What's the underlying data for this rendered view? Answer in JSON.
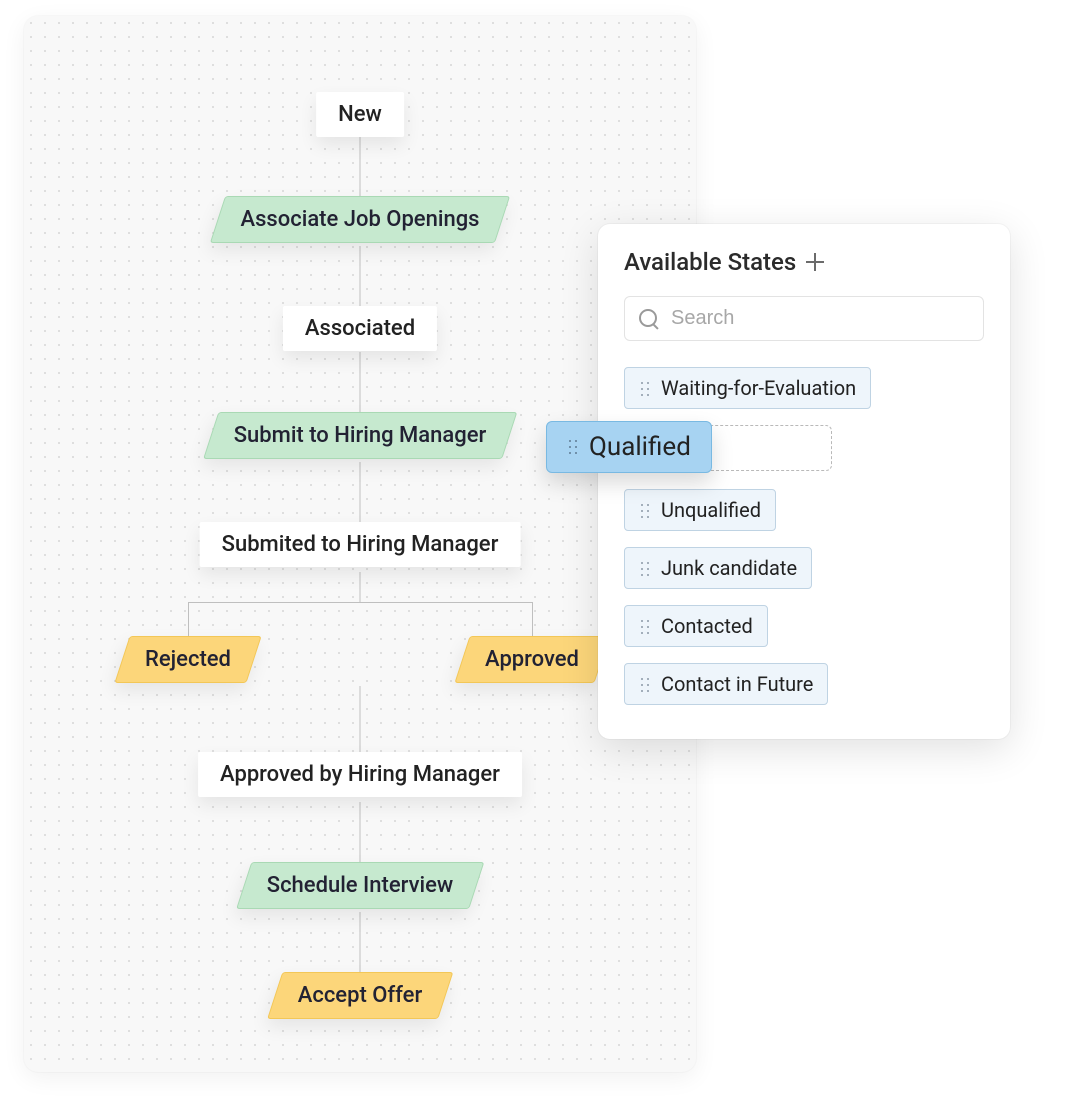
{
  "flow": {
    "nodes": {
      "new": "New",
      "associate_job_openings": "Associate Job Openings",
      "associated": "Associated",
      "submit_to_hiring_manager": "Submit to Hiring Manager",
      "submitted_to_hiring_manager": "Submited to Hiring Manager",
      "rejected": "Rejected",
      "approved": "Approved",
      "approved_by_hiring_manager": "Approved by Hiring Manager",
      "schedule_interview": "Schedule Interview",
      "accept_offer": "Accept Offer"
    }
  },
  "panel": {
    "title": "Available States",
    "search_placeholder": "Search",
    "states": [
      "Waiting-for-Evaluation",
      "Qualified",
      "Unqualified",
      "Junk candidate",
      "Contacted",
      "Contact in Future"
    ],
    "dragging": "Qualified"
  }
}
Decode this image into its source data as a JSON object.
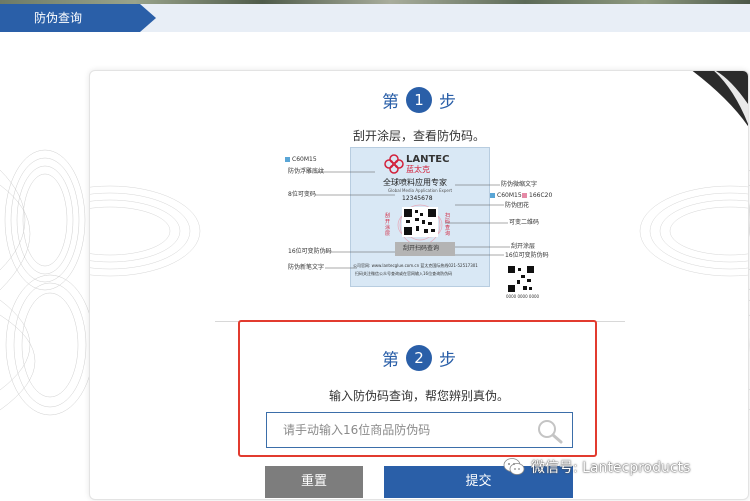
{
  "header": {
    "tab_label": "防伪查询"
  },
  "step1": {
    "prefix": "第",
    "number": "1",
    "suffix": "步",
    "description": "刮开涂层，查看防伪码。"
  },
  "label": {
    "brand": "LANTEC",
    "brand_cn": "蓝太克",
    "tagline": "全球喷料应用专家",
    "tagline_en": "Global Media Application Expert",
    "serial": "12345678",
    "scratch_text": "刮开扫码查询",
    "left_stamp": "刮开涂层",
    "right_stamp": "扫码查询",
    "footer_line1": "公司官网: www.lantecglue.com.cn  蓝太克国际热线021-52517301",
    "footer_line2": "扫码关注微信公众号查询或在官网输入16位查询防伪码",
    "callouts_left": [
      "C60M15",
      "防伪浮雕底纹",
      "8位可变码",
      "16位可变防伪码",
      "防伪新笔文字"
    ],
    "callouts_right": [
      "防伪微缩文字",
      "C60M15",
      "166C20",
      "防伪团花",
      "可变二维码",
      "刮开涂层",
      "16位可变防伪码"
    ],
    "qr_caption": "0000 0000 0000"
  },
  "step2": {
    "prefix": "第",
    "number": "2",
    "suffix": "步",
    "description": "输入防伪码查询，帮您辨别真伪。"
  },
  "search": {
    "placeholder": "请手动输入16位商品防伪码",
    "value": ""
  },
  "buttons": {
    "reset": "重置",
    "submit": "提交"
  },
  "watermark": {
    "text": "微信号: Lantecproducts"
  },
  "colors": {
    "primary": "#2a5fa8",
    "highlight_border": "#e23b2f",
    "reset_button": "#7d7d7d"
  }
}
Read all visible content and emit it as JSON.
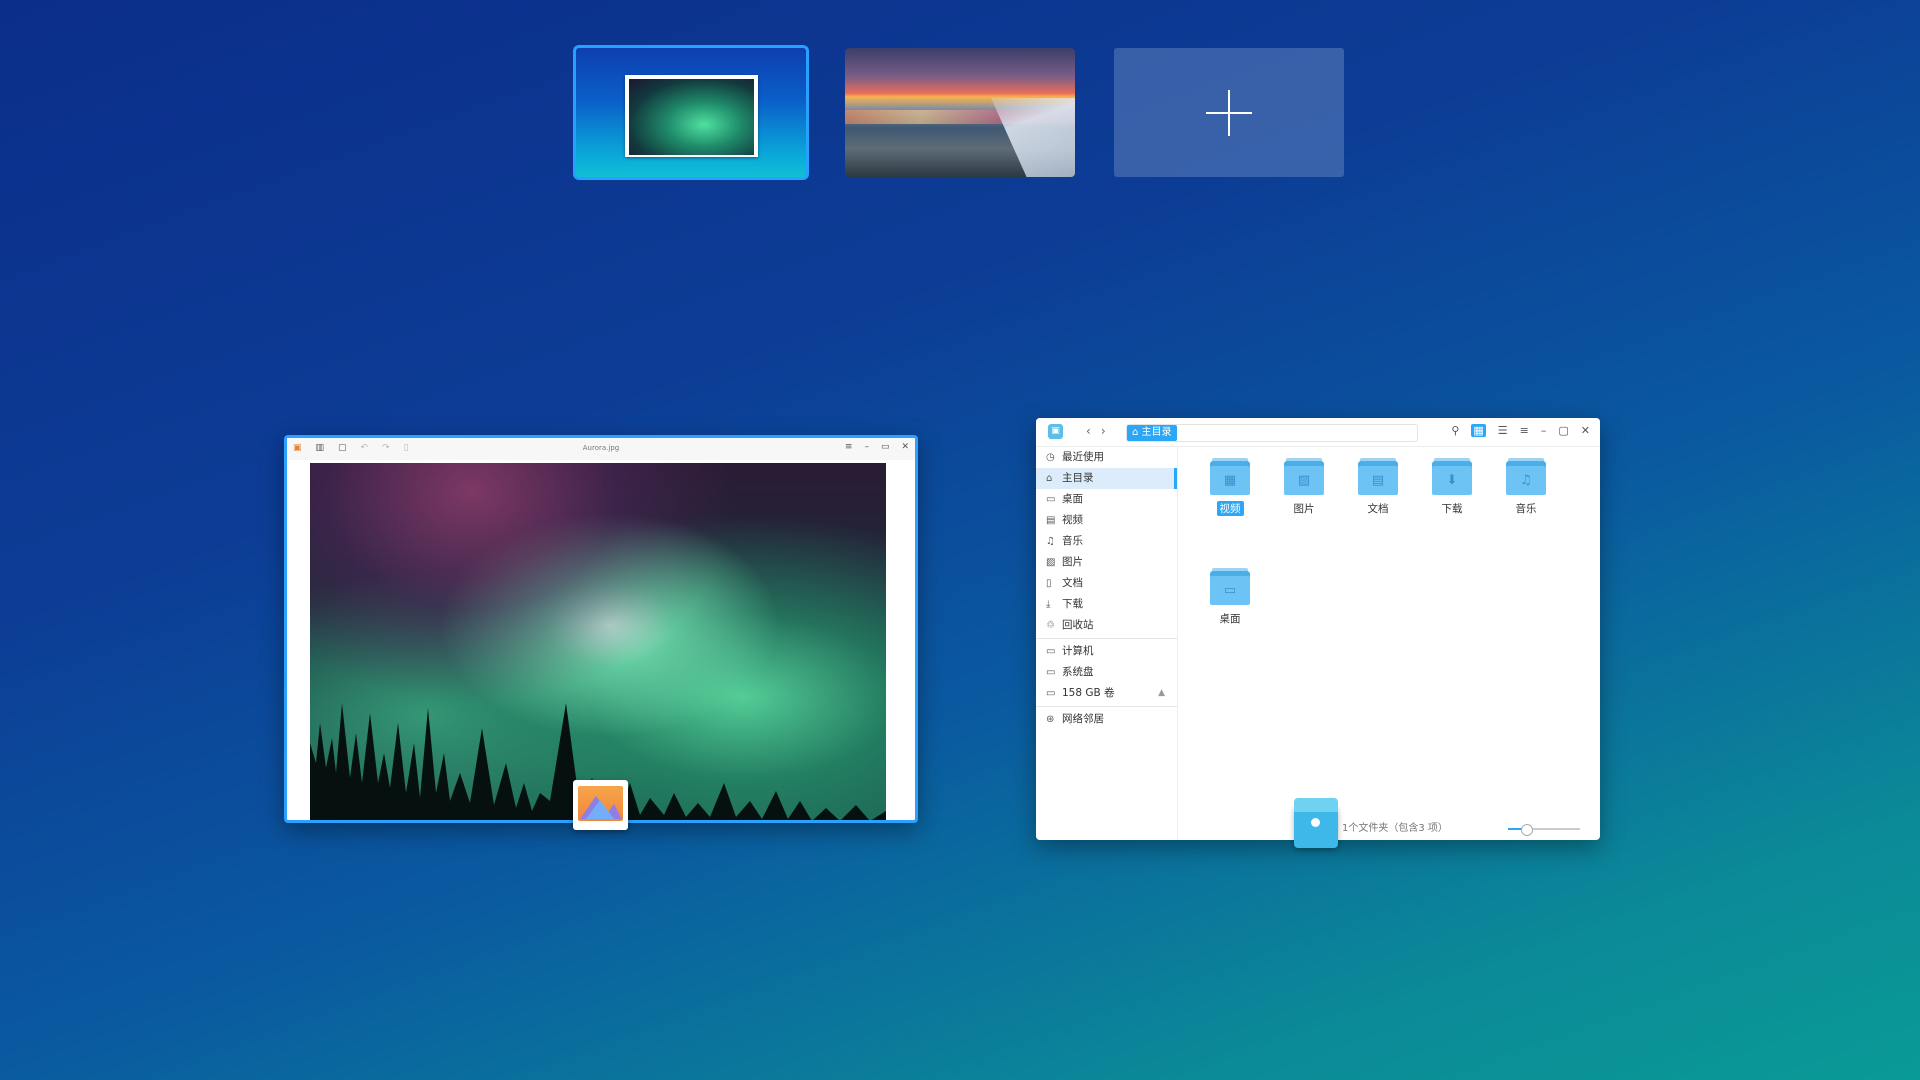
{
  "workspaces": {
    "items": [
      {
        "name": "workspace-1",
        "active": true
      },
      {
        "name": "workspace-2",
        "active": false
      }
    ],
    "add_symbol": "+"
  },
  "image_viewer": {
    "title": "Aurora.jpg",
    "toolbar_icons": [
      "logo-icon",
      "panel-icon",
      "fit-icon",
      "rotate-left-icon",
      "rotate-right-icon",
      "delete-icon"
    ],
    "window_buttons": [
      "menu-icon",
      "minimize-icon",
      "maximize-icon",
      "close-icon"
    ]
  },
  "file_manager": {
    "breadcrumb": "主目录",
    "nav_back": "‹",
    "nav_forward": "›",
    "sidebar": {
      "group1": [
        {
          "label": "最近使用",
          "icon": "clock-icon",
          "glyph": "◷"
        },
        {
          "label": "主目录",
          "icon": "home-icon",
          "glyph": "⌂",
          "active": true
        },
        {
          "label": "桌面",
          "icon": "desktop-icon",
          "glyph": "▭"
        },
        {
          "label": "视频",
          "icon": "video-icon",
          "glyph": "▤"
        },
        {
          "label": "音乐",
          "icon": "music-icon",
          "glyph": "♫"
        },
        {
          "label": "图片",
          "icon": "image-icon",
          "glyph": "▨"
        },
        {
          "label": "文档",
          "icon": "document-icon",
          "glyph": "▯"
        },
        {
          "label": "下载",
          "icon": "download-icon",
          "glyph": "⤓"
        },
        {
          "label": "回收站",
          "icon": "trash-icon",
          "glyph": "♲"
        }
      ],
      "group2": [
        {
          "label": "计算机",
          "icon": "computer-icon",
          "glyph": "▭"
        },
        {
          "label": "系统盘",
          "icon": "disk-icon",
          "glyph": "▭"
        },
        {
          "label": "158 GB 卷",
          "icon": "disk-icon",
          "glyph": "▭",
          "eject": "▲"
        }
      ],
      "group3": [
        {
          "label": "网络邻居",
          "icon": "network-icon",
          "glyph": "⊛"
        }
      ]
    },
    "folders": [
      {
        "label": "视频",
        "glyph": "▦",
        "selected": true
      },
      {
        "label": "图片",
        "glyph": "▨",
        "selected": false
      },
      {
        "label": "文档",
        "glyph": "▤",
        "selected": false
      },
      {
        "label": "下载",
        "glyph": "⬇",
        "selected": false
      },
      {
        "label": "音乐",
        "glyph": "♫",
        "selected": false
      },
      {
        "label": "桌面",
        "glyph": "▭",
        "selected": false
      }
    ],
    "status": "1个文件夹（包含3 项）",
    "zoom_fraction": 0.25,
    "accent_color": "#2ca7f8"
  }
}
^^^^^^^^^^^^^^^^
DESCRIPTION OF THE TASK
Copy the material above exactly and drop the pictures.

EXERCISE ANSWER
What's the underlying data for this rendered view? Answer in JSON.
{
  "flow": {
    "nodes": {
      "new": "New",
      "associate_job_openings": "Associate Job Openings",
      "associated": "Associated",
      "submit_to_hiring_manager": "Submit to Hiring Manager",
      "submitted_to_hiring_manager": "Submited to Hiring Manager",
      "rejected": "Rejected",
      "approved": "Approved",
      "approved_by_hiring_manager": "Approved by Hiring Manager",
      "schedule_interview": "Schedule Interview",
      "accept_offer": "Accept Offer"
    }
  },
  "panel": {
    "title": "Available States",
    "search_placeholder": "Search",
    "states": [
      "Waiting-for-Evaluation",
      "Qualified",
      "Unqualified",
      "Junk candidate",
      "Contacted",
      "Contact in Future"
    ],
    "dragging": "Qualified"
  }
}
Decode this image into its source data as a JSON object.
{
  "header": {
    "tab_label": "防伪查询"
  },
  "step1": {
    "prefix": "第",
    "number": "1",
    "suffix": "步",
    "description": "刮开涂层，查看防伪码。"
  },
  "label": {
    "brand": "LANTEC",
    "brand_cn": "蓝太克",
    "tagline": "全球喷料应用专家",
    "tagline_en": "Global Media Application Expert",
    "serial": "12345678",
    "scratch_text": "刮开扫码查询",
    "left_stamp": "刮开涂层",
    "right_stamp": "扫码查询",
    "footer_line1": "公司官网: www.lantecglue.com.cn  蓝太克国际热线021-52517301",
    "footer_line2": "扫码关注微信公众号查询或在官网输入16位查询防伪码",
    "callouts_left": [
      "C60M15",
      "防伪浮雕底纹",
      "8位可变码",
      "16位可变防伪码",
      "防伪新笔文字"
    ],
    "callouts_right": [
      "防伪微缩文字",
      "C60M15",
      "166C20",
      "防伪团花",
      "可变二维码",
      "刮开涂层",
      "16位可变防伪码"
    ],
    "qr_caption": "0000 0000 0000"
  },
  "step2": {
    "prefix": "第",
    "number": "2",
    "suffix": "步",
    "description": "输入防伪码查询，帮您辨别真伪。"
  },
  "search": {
    "placeholder": "请手动输入16位商品防伪码",
    "value": ""
  },
  "buttons": {
    "reset": "重置",
    "submit": "提交"
  },
  "watermark": {
    "text": "微信号: Lantecproducts"
  },
  "colors": {
    "primary": "#2a5fa8",
    "highlight_border": "#e23b2f",
    "reset_button": "#7d7d7d"
  }
}
Read all visible content and emit it as JSON.
{
  "workspaces": {
    "items": [
      {
        "name": "workspace-1",
        "active": true
      },
      {
        "name": "workspace-2",
        "active": false
      }
    ],
    "add_symbol": "+"
  },
  "image_viewer": {
    "title": "Aurora.jpg",
    "toolbar_icons": [
      "logo-icon",
      "panel-icon",
      "fit-icon",
      "rotate-left-icon",
      "rotate-right-icon",
      "delete-icon"
    ],
    "window_buttons": [
      "menu-icon",
      "minimize-icon",
      "maximize-icon",
      "close-icon"
    ]
  },
  "file_manager": {
    "breadcrumb": "主目录",
    "nav_back": "‹",
    "nav_forward": "›",
    "sidebar": {
      "group1": [
        {
          "label": "最近使用",
          "icon": "clock-icon",
          "glyph": "◷"
        },
        {
          "label": "主目录",
          "icon": "home-icon",
          "glyph": "⌂",
          "active": true
        },
        {
          "label": "桌面",
          "icon": "desktop-icon",
          "glyph": "▭"
        },
        {
          "label": "视频",
          "icon": "video-icon",
          "glyph": "▤"
        },
        {
          "label": "音乐",
          "icon": "music-icon",
          "glyph": "♫"
        },
        {
          "label": "图片",
          "icon": "image-icon",
          "glyph": "▨"
        },
        {
          "label": "文档",
          "icon": "document-icon",
          "glyph": "▯"
        },
        {
          "label": "下载",
          "icon": "download-icon",
          "glyph": "⤓"
        },
        {
          "label": "回收站",
          "icon": "trash-icon",
          "glyph": "♲"
        }
      ],
      "group2": [
        {
          "label": "计算机",
          "icon": "computer-icon",
          "glyph": "▭"
        },
        {
          "label": "系统盘",
          "icon": "disk-icon",
          "glyph": "▭"
        },
        {
          "label": "158 GB 卷",
          "icon": "disk-icon",
          "glyph": "▭",
          "eject": "▲"
        }
      ],
      "group3": [
        {
          "label": "网络邻居",
          "icon": "network-icon",
          "glyph": "⊛"
        }
      ]
    },
    "folders": [
      {
        "label": "视频",
        "glyph": "▦",
        "selected": true
      },
      {
        "label": "图片",
        "glyph": "▨",
        "selected": false
      },
      {
        "label": "文档",
        "glyph": "▤",
        "selected": false
      },
      {
        "label": "下载",
        "glyph": "⬇",
        "selected": false
      },
      {
        "label": "音乐",
        "glyph": "♫",
        "selected": false
      },
      {
        "label": "桌面",
        "glyph": "▭",
        "selected": false
      }
    ],
    "status": "1个文件夹（包含3 项）",
    "zoom_fraction": 0.25,
    "accent_color": "#2ca7f8"
  }
}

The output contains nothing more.